• _Task instructions_: Would you return the data below exactly as it stands, with every picture left out?

• _Items from an interface collection_:
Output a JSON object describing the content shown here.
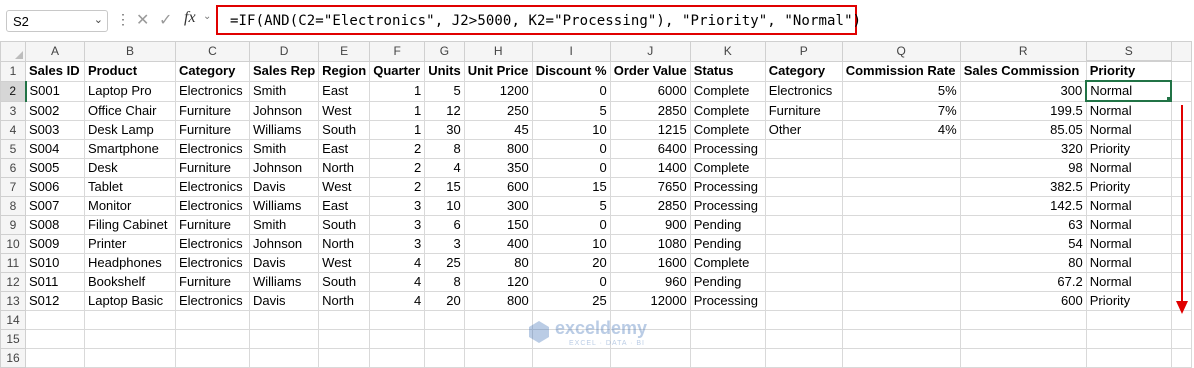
{
  "formula_bar": {
    "name_box": "S2",
    "formula": "=IF(AND(C2=\"Electronics\", J2>5000, K2=\"Processing\"), \"Priority\", \"Normal\")",
    "fx_label": "fx"
  },
  "columns": [
    "A",
    "B",
    "C",
    "D",
    "E",
    "F",
    "G",
    "H",
    "I",
    "J",
    "K",
    "P",
    "Q",
    "R",
    "S"
  ],
  "rows": [
    {
      "n": "1",
      "cells": [
        "Sales ID",
        "Product",
        "Category",
        "Sales Rep",
        "Region",
        "Quarter",
        "Units",
        "Unit Price",
        "Discount %",
        "Order Value",
        "Status",
        "Category",
        "Commission Rate",
        "Sales Commission",
        "Priority"
      ]
    },
    {
      "n": "2",
      "cells": [
        "S001",
        "Laptop Pro",
        "Electronics",
        "Smith",
        "East",
        "1",
        "5",
        "1200",
        "0",
        "6000",
        "Complete",
        "Electronics",
        "5%",
        "300",
        "Normal"
      ]
    },
    {
      "n": "3",
      "cells": [
        "S002",
        "Office Chair",
        "Furniture",
        "Johnson",
        "West",
        "1",
        "12",
        "250",
        "5",
        "2850",
        "Complete",
        "Furniture",
        "7%",
        "199.5",
        "Normal"
      ]
    },
    {
      "n": "4",
      "cells": [
        "S003",
        "Desk Lamp",
        "Furniture",
        "Williams",
        "South",
        "1",
        "30",
        "45",
        "10",
        "1215",
        "Complete",
        "Other",
        "4%",
        "85.05",
        "Normal"
      ]
    },
    {
      "n": "5",
      "cells": [
        "S004",
        "Smartphone",
        "Electronics",
        "Smith",
        "East",
        "2",
        "8",
        "800",
        "0",
        "6400",
        "Processing",
        "",
        "",
        "320",
        "Priority"
      ]
    },
    {
      "n": "6",
      "cells": [
        "S005",
        "Desk",
        "Furniture",
        "Johnson",
        "North",
        "2",
        "4",
        "350",
        "0",
        "1400",
        "Complete",
        "",
        "",
        "98",
        "Normal"
      ]
    },
    {
      "n": "7",
      "cells": [
        "S006",
        "Tablet",
        "Electronics",
        "Davis",
        "West",
        "2",
        "15",
        "600",
        "15",
        "7650",
        "Processing",
        "",
        "",
        "382.5",
        "Priority"
      ]
    },
    {
      "n": "8",
      "cells": [
        "S007",
        "Monitor",
        "Electronics",
        "Williams",
        "East",
        "3",
        "10",
        "300",
        "5",
        "2850",
        "Processing",
        "",
        "",
        "142.5",
        "Normal"
      ]
    },
    {
      "n": "9",
      "cells": [
        "S008",
        "Filing Cabinet",
        "Furniture",
        "Smith",
        "South",
        "3",
        "6",
        "150",
        "0",
        "900",
        "Pending",
        "",
        "",
        "63",
        "Normal"
      ]
    },
    {
      "n": "10",
      "cells": [
        "S009",
        "Printer",
        "Electronics",
        "Johnson",
        "North",
        "3",
        "3",
        "400",
        "10",
        "1080",
        "Pending",
        "",
        "",
        "54",
        "Normal"
      ]
    },
    {
      "n": "11",
      "cells": [
        "S010",
        "Headphones",
        "Electronics",
        "Davis",
        "West",
        "4",
        "25",
        "80",
        "20",
        "1600",
        "Complete",
        "",
        "",
        "80",
        "Normal"
      ]
    },
    {
      "n": "12",
      "cells": [
        "S011",
        "Bookshelf",
        "Furniture",
        "Williams",
        "South",
        "4",
        "8",
        "120",
        "0",
        "960",
        "Pending",
        "",
        "",
        "67.2",
        "Normal"
      ]
    },
    {
      "n": "13",
      "cells": [
        "S012",
        "Laptop Basic",
        "Electronics",
        "Davis",
        "North",
        "4",
        "20",
        "800",
        "25",
        "12000",
        "Processing",
        "",
        "",
        "600",
        "Priority"
      ]
    },
    {
      "n": "14",
      "cells": [
        "",
        "",
        "",
        "",
        "",
        "",
        "",
        "",
        "",
        "",
        "",
        "",
        "",
        "",
        ""
      ]
    },
    {
      "n": "15",
      "cells": [
        "",
        "",
        "",
        "",
        "",
        "",
        "",
        "",
        "",
        "",
        "",
        "",
        "",
        "",
        ""
      ]
    },
    {
      "n": "16",
      "cells": [
        "",
        "",
        "",
        "",
        "",
        "",
        "",
        "",
        "",
        "",
        "",
        "",
        "",
        "",
        ""
      ]
    }
  ],
  "watermark": {
    "name": "exceldemy",
    "tagline": "EXCEL · DATA · BI"
  },
  "colors": {
    "highlight": "#e00000",
    "selection": "#217346"
  }
}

• _Reply_:
Output a JSON object describing the content shown here.
{
  "formula_bar": {
    "name_box": "S2",
    "formula": "=IF(AND(C2=\"Electronics\", J2>5000, K2=\"Processing\"), \"Priority\", \"Normal\")",
    "fx_label": "fx"
  },
  "columns": [
    "A",
    "B",
    "C",
    "D",
    "E",
    "F",
    "G",
    "H",
    "I",
    "J",
    "K",
    "P",
    "Q",
    "R",
    "S"
  ],
  "rows": [
    {
      "n": "1",
      "cells": [
        "Sales ID",
        "Product",
        "Category",
        "Sales Rep",
        "Region",
        "Quarter",
        "Units",
        "Unit Price",
        "Discount %",
        "Order Value",
        "Status",
        "Category",
        "Commission Rate",
        "Sales Commission",
        "Priority"
      ]
    },
    {
      "n": "2",
      "cells": [
        "S001",
        "Laptop Pro",
        "Electronics",
        "Smith",
        "East",
        "1",
        "5",
        "1200",
        "0",
        "6000",
        "Complete",
        "Electronics",
        "5%",
        "300",
        "Normal"
      ]
    },
    {
      "n": "3",
      "cells": [
        "S002",
        "Office Chair",
        "Furniture",
        "Johnson",
        "West",
        "1",
        "12",
        "250",
        "5",
        "2850",
        "Complete",
        "Furniture",
        "7%",
        "199.5",
        "Normal"
      ]
    },
    {
      "n": "4",
      "cells": [
        "S003",
        "Desk Lamp",
        "Furniture",
        "Williams",
        "South",
        "1",
        "30",
        "45",
        "10",
        "1215",
        "Complete",
        "Other",
        "4%",
        "85.05",
        "Normal"
      ]
    },
    {
      "n": "5",
      "cells": [
        "S004",
        "Smartphone",
        "Electronics",
        "Smith",
        "East",
        "2",
        "8",
        "800",
        "0",
        "6400",
        "Processing",
        "",
        "",
        "320",
        "Priority"
      ]
    },
    {
      "n": "6",
      "cells": [
        "S005",
        "Desk",
        "Furniture",
        "Johnson",
        "North",
        "2",
        "4",
        "350",
        "0",
        "1400",
        "Complete",
        "",
        "",
        "98",
        "Normal"
      ]
    },
    {
      "n": "7",
      "cells": [
        "S006",
        "Tablet",
        "Electronics",
        "Davis",
        "West",
        "2",
        "15",
        "600",
        "15",
        "7650",
        "Processing",
        "",
        "",
        "382.5",
        "Priority"
      ]
    },
    {
      "n": "8",
      "cells": [
        "S007",
        "Monitor",
        "Electronics",
        "Williams",
        "East",
        "3",
        "10",
        "300",
        "5",
        "2850",
        "Processing",
        "",
        "",
        "142.5",
        "Normal"
      ]
    },
    {
      "n": "9",
      "cells": [
        "S008",
        "Filing Cabinet",
        "Furniture",
        "Smith",
        "South",
        "3",
        "6",
        "150",
        "0",
        "900",
        "Pending",
        "",
        "",
        "63",
        "Normal"
      ]
    },
    {
      "n": "10",
      "cells": [
        "S009",
        "Printer",
        "Electronics",
        "Johnson",
        "North",
        "3",
        "3",
        "400",
        "10",
        "1080",
        "Pending",
        "",
        "",
        "54",
        "Normal"
      ]
    },
    {
      "n": "11",
      "cells": [
        "S010",
        "Headphones",
        "Electronics",
        "Davis",
        "West",
        "4",
        "25",
        "80",
        "20",
        "1600",
        "Complete",
        "",
        "",
        "80",
        "Normal"
      ]
    },
    {
      "n": "12",
      "cells": [
        "S011",
        "Bookshelf",
        "Furniture",
        "Williams",
        "South",
        "4",
        "8",
        "120",
        "0",
        "960",
        "Pending",
        "",
        "",
        "67.2",
        "Normal"
      ]
    },
    {
      "n": "13",
      "cells": [
        "S012",
        "Laptop Basic",
        "Electronics",
        "Davis",
        "North",
        "4",
        "20",
        "800",
        "25",
        "12000",
        "Processing",
        "",
        "",
        "600",
        "Priority"
      ]
    },
    {
      "n": "14",
      "cells": [
        "",
        "",
        "",
        "",
        "",
        "",
        "",
        "",
        "",
        "",
        "",
        "",
        "",
        "",
        ""
      ]
    },
    {
      "n": "15",
      "cells": [
        "",
        "",
        "",
        "",
        "",
        "",
        "",
        "",
        "",
        "",
        "",
        "",
        "",
        "",
        ""
      ]
    },
    {
      "n": "16",
      "cells": [
        "",
        "",
        "",
        "",
        "",
        "",
        "",
        "",
        "",
        "",
        "",
        "",
        "",
        "",
        ""
      ]
    }
  ],
  "watermark": {
    "name": "exceldemy",
    "tagline": "EXCEL · DATA · BI"
  },
  "colors": {
    "highlight": "#e00000",
    "selection": "#217346"
  }
}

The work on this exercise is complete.